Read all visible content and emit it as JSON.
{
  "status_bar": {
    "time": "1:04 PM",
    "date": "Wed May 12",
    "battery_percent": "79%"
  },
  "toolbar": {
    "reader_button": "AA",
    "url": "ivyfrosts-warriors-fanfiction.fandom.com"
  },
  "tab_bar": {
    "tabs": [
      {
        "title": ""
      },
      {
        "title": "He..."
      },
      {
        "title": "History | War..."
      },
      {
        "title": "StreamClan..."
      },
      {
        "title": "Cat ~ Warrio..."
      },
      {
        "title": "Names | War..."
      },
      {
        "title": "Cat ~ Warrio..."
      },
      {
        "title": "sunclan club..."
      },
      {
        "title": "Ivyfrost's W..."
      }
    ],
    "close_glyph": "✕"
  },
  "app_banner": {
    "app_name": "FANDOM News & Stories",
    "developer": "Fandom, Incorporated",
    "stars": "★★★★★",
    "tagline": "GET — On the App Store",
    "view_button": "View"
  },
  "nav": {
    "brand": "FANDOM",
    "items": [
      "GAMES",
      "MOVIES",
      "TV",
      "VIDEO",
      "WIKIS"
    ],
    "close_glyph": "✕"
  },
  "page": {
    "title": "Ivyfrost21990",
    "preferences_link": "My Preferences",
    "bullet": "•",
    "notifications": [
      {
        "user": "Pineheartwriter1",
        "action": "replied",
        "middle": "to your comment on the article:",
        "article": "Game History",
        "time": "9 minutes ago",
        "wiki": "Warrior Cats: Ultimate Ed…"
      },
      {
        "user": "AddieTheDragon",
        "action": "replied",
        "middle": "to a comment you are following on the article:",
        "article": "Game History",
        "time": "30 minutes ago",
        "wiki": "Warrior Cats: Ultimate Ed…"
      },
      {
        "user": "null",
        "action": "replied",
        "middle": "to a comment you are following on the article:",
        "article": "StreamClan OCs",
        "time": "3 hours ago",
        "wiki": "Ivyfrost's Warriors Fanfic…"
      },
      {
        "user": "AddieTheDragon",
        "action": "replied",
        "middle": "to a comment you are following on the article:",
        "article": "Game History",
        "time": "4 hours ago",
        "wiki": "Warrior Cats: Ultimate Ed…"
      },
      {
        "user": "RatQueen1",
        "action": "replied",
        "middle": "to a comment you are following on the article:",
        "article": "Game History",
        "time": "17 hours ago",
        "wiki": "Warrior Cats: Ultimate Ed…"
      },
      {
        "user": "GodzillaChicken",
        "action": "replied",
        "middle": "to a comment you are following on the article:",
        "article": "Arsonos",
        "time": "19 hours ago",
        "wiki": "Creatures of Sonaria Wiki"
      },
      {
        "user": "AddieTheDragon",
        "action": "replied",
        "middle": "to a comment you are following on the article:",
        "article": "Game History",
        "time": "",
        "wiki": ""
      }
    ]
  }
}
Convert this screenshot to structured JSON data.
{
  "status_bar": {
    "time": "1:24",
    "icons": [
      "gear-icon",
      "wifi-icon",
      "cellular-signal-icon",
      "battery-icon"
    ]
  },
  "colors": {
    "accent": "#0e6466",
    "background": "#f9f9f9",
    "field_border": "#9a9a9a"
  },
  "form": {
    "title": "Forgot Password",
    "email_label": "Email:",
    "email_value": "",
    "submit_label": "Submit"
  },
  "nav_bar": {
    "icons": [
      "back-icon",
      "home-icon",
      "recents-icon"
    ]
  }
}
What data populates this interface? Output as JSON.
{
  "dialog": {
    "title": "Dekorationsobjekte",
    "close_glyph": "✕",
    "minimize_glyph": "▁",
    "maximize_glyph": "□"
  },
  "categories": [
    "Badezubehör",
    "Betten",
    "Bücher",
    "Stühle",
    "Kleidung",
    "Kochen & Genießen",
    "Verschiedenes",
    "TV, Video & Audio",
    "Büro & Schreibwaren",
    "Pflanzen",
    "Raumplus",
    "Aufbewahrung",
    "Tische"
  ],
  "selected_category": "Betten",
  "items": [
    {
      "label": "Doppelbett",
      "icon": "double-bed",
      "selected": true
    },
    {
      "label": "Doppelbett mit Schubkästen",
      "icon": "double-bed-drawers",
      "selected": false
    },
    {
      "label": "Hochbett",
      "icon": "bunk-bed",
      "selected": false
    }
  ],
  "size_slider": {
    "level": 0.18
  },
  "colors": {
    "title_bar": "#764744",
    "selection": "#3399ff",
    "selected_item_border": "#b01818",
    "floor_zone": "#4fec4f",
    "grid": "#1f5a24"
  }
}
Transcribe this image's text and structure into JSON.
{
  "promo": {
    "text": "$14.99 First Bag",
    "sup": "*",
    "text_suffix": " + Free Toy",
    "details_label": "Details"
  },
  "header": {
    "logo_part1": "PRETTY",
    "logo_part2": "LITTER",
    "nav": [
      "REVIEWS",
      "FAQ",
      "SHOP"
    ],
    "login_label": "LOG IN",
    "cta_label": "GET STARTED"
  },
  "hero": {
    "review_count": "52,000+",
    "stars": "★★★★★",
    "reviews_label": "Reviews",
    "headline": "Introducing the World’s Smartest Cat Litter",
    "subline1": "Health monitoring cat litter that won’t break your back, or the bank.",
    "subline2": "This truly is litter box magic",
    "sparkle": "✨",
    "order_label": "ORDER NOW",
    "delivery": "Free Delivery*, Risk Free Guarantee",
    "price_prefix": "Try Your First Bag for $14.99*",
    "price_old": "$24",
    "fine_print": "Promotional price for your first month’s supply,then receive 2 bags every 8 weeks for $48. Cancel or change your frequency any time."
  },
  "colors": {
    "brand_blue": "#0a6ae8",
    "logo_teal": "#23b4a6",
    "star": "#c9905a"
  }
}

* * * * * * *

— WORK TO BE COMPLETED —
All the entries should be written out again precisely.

— OUTPUT BELOW —
Read all visible content and emit it as JSON.
{
  "status_bar": {
    "time": "1:04 PM",
    "date": "Wed May 12",
    "battery_percent": "79%"
  },
  "toolbar": {
    "reader_button": "AA",
    "url": "ivyfrosts-warriors-fanfiction.fandom.com"
  },
  "tab_bar": {
    "tabs": [
      {
        "title": ""
      },
      {
        "title": "He..."
      },
      {
        "title": "History | War..."
      },
      {
        "title": "StreamClan..."
      },
      {
        "title": "Cat ~ Warrio..."
      },
      {
        "title": "Names | War..."
      },
      {
        "title": "Cat ~ Warrio..."
      },
      {
        "title": "sunclan club..."
      },
      {
        "title": "Ivyfrost's W..."
      }
    ],
    "close_glyph": "✕"
  },
  "app_banner": {
    "app_name": "FANDOM News & Stories",
    "developer": "Fandom, Incorporated",
    "stars": "★★★★★",
    "tagline": "GET — On the App Store",
    "view_button": "View"
  },
  "nav": {
    "brand": "FANDOM",
    "items": [
      "GAMES",
      "MOVIES",
      "TV",
      "VIDEO",
      "WIKIS"
    ],
    "close_glyph": "✕"
  },
  "page": {
    "title": "Ivyfrost21990",
    "preferences_link": "My Preferences",
    "bullet": "•",
    "notifications": [
      {
        "user": "Pineheartwriter1",
        "action": "replied",
        "middle": "to your comment on the article:",
        "article": "Game History",
        "time": "9 minutes ago",
        "wiki": "Warrior Cats: Ultimate Ed…"
      },
      {
        "user": "AddieTheDragon",
        "action": "replied",
        "middle": "to a comment you are following on the article:",
        "article": "Game History",
        "time": "30 minutes ago",
        "wiki": "Warrior Cats: Ultimate Ed…"
      },
      {
        "user": "null",
        "action": "replied",
        "middle": "to a comment you are following on the article:",
        "article": "StreamClan OCs",
        "time": "3 hours ago",
        "wiki": "Ivyfrost's Warriors Fanfic…"
      },
      {
        "user": "AddieTheDragon",
        "action": "replied",
        "middle": "to a comment you are following on the article:",
        "article": "Game History",
        "time": "4 hours ago",
        "wiki": "Warrior Cats: Ultimate Ed…"
      },
      {
        "user": "RatQueen1",
        "action": "replied",
        "middle": "to a comment you are following on the article:",
        "article": "Game History",
        "time": "17 hours ago",
        "wiki": "Warrior Cats: Ultimate Ed…"
      },
      {
        "user": "GodzillaChicken",
        "action": "replied",
        "middle": "to a comment you are following on the article:",
        "article": "Arsonos",
        "time": "19 hours ago",
        "wiki": "Creatures of Sonaria Wiki"
      },
      {
        "user": "AddieTheDragon",
        "action": "replied",
        "middle": "to a comment you are following on the article:",
        "article": "Game History",
        "time": "",
        "wiki": ""
      }
    ]
  }
}
Convert this screenshot to structured JSON data.
{
  "status_bar": {
    "time": "1:24",
    "icons": [
      "gear-icon",
      "wifi-icon",
      "cellular-signal-icon",
      "battery-icon"
    ]
  },
  "colors": {
    "accent": "#0e6466",
    "background": "#f9f9f9",
    "field_border": "#9a9a9a"
  },
  "form": {
    "title": "Forgot Password",
    "email_label": "Email:",
    "email_value": "",
    "submit_label": "Submit"
  },
  "nav_bar": {
    "icons": [
      "back-icon",
      "home-icon",
      "recents-icon"
    ]
  }
}
What data populates this interface? Output as JSON.
{
  "dialog": {
    "title": "Dekorationsobjekte",
    "close_glyph": "✕",
    "minimize_glyph": "▁",
    "maximize_glyph": "□"
  },
  "categories": [
    "Badezubehör",
    "Betten",
    "Bücher",
    "Stühle",
    "Kleidung",
    "Kochen & Genießen",
    "Verschiedenes",
    "TV, Video & Audio",
    "Büro & Schreibwaren",
    "Pflanzen",
    "Raumplus",
    "Aufbewahrung",
    "Tische"
  ],
  "selected_category": "Betten",
  "items": [
    {
      "label": "Doppelbett",
      "icon": "double-bed",
      "selected": true
    },
    {
      "label": "Doppelbett mit Schubkästen",
      "icon": "double-bed-drawers",
      "selected": false
    },
    {
      "label": "Hochbett",
      "icon": "bunk-bed",
      "selected": false
    }
  ],
  "size_slider": {
    "level": 0.18
  },
  "colors": {
    "title_bar": "#764744",
    "selection": "#3399ff",
    "selected_item_border": "#b01818",
    "floor_zone": "#4fec4f",
    "grid": "#1f5a24"
  }
}
Transcribe this image's text and structure into JSON.
{
  "promo": {
    "text": "$14.99 First Bag",
    "sup": "*",
    "text_suffix": " + Free Toy",
    "details_label": "Details"
  },
  "header": {
    "logo_part1": "PRETTY",
    "logo_part2": "LITTER",
    "nav": [
      "REVIEWS",
      "FAQ",
      "SHOP"
    ],
    "login_label": "LOG IN",
    "cta_label": "GET STARTED"
  },
  "hero": {
    "review_count": "52,000+",
    "stars": "★★★★★",
    "reviews_label": "Reviews",
    "headline": "Introducing the World’s Smartest Cat Litter",
    "subline1": "Health monitoring cat litter that won’t break your back, or the bank.",
    "subline2": "This truly is litter box magic",
    "sparkle": "✨",
    "order_label": "ORDER NOW",
    "delivery": "Free Delivery*, Risk Free Guarantee",
    "price_prefix": "Try Your First Bag for $14.99*",
    "price_old": "$24",
    "fine_print": "Promotional price for your first month’s supply,then receive 2 bags every 8 weeks for $48. Cancel or change your frequency any time."
  },
  "colors": {
    "brand_blue": "#0a6ae8",
    "logo_teal": "#23b4a6",
    "star": "#c9905a"
  }
}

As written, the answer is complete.